Femme takes place on a planet where men are slaves to women and to the touring Earth heroine, Kaley Blackburn, it’s not what she expected. This was a good book. It questions the flaws of would-be utopias and the struggles of friendship and love. Mrs. Strange, like me, is a fellow indie author, except (and as I put in an email to her) she’s got her shit more together than me. (This is where I was going to put in a link to her book but… you know… life and all. Instead: http://www.deliastrange.com/).

And, although it pains me to say this, I selected my next book based on the MOVIE TRAILER I saw for it. I know. I’m that person. We all can’t be amazingly perfect enough to stumble upon the book first and then get excited about the movie. Sometimes we do things backwards.

So what am I reading you ask?

The Fault in Our Stars, because I’m a sappy girl and I love a good romance. And apparently, a good cry, because that’s all I hear happens when you read the book/watch the movie. I’m a little less than halfway through and no tears yet. But that’s probably because everyone is still alive. Yay. Actually, there’ve been a few laughs so I guess I’m really going to loose it when it ends because I like the character. *deep inhale* I’ll be strong.

I’m still struggling with the content of this blog. I was thinking maybe I’d throw in some hardcore book reviews but I’d have to do some research on them since I never review things. I start out with very clear, concise idea of what I liked and didn’t, and they blur into a conversation with myself about something entirely different and I know I’ve just pissed the reader off. I can *try* to be more level headed here and only do reviews on books that I simply *must* share with the world. Should we do that?
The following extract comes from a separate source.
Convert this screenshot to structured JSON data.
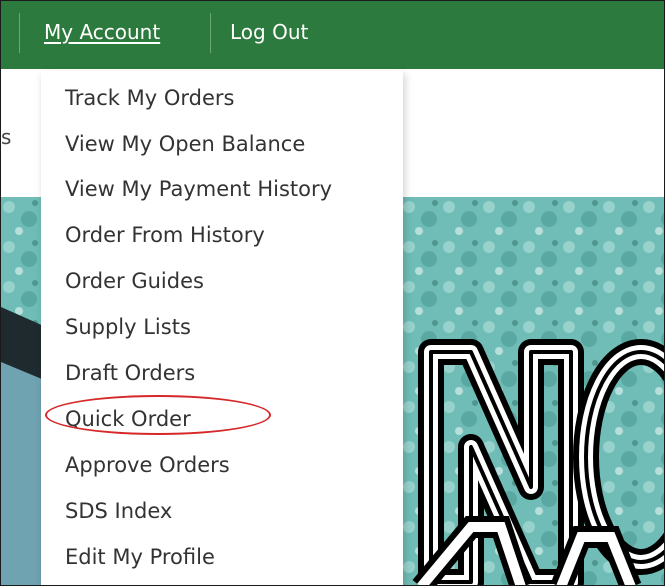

Are we all in agreement that that is what we shall do?

You’re nodding your head, aren’t you?

Okay, then! Book reviews for either really, really, amazing, spectacularly AWESOME books or the worst kind ever. The ones that make me want to face plant to spare my eyes the pain. Oh this has happened. It has happened a lot. But I will try not to do that and focus on the good reviews. So, we can all enjoy the world of literature together.

I’ll let you know how The Fault in Our Stars goes and then, of course, what the outcome of the movie is, since I’m OBVIOUSLY seeing it. After that, any book suggestions? I still have a while to wait for the next (and last *tear*) book in the Lux series to come out. What are you guys reading? Any suggestions? A book of your own perhaps?